Java City in NFA becomes Café NFA two times a week

Katrina Sargent

Katrina Sargent

Café NFA is in full swing; Italian pasta salad, a ruben sandwich, crudités and peach cobbler are on the menu for March 13.

The Tuesday and Thursday luncheons are put on by Gary Franz’s quantity food production and serving class. Franz is an assistant professor of foodservice management.

The class is made up of hospitality and dietetic students who run every aspect of the café to learn about restaurant management.

The café is located in Java City on the second floor of the NFA from 11:45 a.m. to 12:30 p.m. and costs $7.25 per meal.

“It is basically student-run,” said Franz.

There are 24 students enrolled in the class, and three teaching assistants help out as well.

“It’s a lot of work,” said Whitney Jerman, a junior dietetics major and member of the class.

According to Jerman, students do various tasks such as planning menus, ordering food, coming up with recipies, preparing the food, planning the production and equipment needed, promoting the event and evaluating nutrition.

“It’s a real-life activity, and students are actually using the theory and working with it,” said Franz.

In the café, there is room for 40 diners each time the lunch is offered, and as part of the salesmanship aspect of the class, each empty chair is a five point deduction from the students’ grade.

When a restaurant has empty seats, it’s losing money, said Franz.

Café NFA has been running for three years and in the past, has generally sold out, according to Franz. “We seem to be down five to six people per meal this year,” he said.

“We are having a hard time filling spots and getting people to come,” said Jerman. “That’s the hardest part to control: other people’s schedules.”

The main customers at Café NFA tend to be faculty, staff and graduate students, but the café is attracting more students, said Franz.

“It is open to the whole community. We have had people from Sioux Falls, Arlington and Webster come,” Franz said.

Running the café is a good experience for the students because it gives them an idea of how busy and fast restaurants and kitchens have to operate, said Franz.

“It is a lot of work, and a lot of details are easy to forget, but overall it’s a pretty good experience,” said Jerman. “I would be ready to manage a restaurant after this course.”

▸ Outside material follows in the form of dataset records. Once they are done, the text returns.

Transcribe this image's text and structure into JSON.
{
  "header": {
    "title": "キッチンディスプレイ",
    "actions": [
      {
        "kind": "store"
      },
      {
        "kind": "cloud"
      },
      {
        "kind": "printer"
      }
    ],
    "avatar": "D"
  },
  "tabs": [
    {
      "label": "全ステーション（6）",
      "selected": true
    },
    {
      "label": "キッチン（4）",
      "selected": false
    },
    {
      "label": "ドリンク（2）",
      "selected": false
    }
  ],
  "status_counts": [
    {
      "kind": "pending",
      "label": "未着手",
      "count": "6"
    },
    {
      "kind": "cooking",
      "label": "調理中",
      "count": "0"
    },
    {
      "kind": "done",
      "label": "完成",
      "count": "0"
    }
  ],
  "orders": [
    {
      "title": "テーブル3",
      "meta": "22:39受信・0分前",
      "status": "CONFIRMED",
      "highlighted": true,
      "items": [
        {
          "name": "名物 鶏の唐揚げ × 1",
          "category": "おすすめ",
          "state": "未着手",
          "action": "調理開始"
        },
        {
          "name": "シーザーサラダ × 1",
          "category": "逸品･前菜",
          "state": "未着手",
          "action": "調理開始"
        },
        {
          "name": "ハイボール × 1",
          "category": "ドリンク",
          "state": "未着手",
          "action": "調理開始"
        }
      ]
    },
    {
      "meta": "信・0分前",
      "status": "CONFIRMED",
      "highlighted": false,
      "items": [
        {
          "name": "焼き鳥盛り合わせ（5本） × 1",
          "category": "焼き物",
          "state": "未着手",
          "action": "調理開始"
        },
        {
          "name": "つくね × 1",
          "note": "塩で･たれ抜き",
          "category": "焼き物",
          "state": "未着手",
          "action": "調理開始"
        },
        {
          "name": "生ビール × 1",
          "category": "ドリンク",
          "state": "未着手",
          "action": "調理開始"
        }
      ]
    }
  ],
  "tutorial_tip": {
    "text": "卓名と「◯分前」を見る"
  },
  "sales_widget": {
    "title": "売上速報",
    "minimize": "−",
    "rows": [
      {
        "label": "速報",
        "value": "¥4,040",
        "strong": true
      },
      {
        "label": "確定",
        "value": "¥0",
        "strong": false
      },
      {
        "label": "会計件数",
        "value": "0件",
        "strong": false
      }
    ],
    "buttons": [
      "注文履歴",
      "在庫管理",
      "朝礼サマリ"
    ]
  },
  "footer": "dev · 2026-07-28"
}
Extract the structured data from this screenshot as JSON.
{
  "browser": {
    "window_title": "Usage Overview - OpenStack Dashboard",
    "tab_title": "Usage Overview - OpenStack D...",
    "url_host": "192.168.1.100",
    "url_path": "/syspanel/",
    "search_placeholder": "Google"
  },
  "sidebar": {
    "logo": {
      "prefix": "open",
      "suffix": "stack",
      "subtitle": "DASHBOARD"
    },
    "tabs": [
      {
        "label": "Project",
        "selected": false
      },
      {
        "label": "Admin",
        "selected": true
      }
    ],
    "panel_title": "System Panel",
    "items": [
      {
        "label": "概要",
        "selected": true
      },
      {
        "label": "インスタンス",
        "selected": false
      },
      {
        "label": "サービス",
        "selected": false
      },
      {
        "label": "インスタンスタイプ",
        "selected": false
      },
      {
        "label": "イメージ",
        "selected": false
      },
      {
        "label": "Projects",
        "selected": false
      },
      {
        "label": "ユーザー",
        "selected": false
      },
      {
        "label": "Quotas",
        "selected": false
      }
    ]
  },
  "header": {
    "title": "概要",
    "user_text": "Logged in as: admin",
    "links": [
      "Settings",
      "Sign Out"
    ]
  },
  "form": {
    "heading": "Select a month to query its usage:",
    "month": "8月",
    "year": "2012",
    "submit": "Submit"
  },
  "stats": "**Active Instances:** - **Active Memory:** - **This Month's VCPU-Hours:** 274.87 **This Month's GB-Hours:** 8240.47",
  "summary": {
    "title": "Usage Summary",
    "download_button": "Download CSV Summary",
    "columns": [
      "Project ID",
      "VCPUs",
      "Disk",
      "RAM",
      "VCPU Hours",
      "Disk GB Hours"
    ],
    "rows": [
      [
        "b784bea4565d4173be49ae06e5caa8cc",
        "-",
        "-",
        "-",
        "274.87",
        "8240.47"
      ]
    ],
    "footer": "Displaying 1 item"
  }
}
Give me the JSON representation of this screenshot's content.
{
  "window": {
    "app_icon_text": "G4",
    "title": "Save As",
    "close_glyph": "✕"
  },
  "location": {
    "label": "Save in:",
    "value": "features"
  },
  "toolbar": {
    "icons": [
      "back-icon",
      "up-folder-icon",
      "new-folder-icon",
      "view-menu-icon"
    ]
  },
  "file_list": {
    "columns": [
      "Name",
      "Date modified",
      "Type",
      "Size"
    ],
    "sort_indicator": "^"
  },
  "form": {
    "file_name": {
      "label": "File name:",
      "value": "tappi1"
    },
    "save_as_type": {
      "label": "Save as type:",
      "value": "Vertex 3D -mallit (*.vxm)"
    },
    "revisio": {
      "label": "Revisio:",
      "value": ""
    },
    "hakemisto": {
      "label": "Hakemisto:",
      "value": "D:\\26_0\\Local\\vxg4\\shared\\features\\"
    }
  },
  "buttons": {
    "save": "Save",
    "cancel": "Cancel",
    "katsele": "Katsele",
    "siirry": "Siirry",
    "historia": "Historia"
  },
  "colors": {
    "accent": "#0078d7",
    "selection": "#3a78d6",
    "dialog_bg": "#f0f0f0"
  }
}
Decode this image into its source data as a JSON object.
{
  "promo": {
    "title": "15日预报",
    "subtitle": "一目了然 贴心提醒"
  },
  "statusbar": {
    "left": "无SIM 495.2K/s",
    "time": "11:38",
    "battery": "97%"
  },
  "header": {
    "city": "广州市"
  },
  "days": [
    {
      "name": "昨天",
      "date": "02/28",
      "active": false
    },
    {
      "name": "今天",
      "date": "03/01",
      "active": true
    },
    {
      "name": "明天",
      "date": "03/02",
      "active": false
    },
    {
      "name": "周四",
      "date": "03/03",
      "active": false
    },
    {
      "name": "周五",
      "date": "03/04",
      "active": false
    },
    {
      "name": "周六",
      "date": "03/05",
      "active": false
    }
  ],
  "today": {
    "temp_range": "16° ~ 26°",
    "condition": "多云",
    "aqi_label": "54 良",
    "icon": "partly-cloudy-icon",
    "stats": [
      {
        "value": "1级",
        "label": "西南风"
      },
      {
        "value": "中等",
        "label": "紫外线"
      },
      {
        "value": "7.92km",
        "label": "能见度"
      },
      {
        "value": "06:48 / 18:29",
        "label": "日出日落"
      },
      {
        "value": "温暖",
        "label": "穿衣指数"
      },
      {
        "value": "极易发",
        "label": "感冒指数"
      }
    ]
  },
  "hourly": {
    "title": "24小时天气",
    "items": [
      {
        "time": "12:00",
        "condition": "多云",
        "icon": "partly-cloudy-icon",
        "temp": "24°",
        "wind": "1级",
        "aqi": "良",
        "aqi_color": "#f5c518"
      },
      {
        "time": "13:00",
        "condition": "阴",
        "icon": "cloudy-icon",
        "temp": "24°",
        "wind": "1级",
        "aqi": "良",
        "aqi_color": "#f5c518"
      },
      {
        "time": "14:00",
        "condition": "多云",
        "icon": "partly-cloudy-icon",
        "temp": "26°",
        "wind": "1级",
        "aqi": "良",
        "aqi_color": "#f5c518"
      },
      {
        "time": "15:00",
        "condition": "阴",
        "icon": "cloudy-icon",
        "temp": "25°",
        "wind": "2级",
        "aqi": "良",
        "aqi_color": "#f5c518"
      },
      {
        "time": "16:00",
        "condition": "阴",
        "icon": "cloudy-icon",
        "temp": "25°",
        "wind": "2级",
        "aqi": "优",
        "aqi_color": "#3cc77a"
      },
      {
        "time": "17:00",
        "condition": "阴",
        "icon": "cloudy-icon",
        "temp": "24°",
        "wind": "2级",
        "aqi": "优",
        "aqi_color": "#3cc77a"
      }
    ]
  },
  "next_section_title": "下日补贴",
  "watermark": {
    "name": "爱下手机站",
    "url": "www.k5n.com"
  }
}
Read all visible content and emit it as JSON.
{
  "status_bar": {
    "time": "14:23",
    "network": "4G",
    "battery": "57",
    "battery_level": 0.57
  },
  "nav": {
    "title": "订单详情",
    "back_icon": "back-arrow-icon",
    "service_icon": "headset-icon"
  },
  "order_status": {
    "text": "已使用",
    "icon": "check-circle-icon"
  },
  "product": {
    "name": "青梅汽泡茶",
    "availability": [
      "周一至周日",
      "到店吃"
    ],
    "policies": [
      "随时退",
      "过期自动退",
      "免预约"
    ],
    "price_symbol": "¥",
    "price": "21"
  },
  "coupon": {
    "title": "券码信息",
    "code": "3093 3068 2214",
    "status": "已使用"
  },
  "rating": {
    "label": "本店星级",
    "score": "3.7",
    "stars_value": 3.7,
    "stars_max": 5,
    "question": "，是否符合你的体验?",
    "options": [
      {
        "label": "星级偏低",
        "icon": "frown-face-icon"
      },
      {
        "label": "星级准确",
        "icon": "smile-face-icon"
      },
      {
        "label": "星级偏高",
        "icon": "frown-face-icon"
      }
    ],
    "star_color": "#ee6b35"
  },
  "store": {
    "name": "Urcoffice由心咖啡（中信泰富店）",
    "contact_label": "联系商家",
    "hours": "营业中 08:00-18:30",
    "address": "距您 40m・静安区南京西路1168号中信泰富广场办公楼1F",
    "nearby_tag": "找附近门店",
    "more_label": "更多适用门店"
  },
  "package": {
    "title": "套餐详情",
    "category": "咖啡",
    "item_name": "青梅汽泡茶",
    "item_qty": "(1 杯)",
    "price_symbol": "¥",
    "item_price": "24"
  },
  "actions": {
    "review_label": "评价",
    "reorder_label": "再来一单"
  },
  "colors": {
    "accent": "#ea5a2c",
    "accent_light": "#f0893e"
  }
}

Café NFA will be offered until April 24. Reservations are required to participate in Café NFA and can be made by calling 688-5656. Vegetarian meals are available upon request.

For more information and a list of planned menus, visit the Café NFA Web site at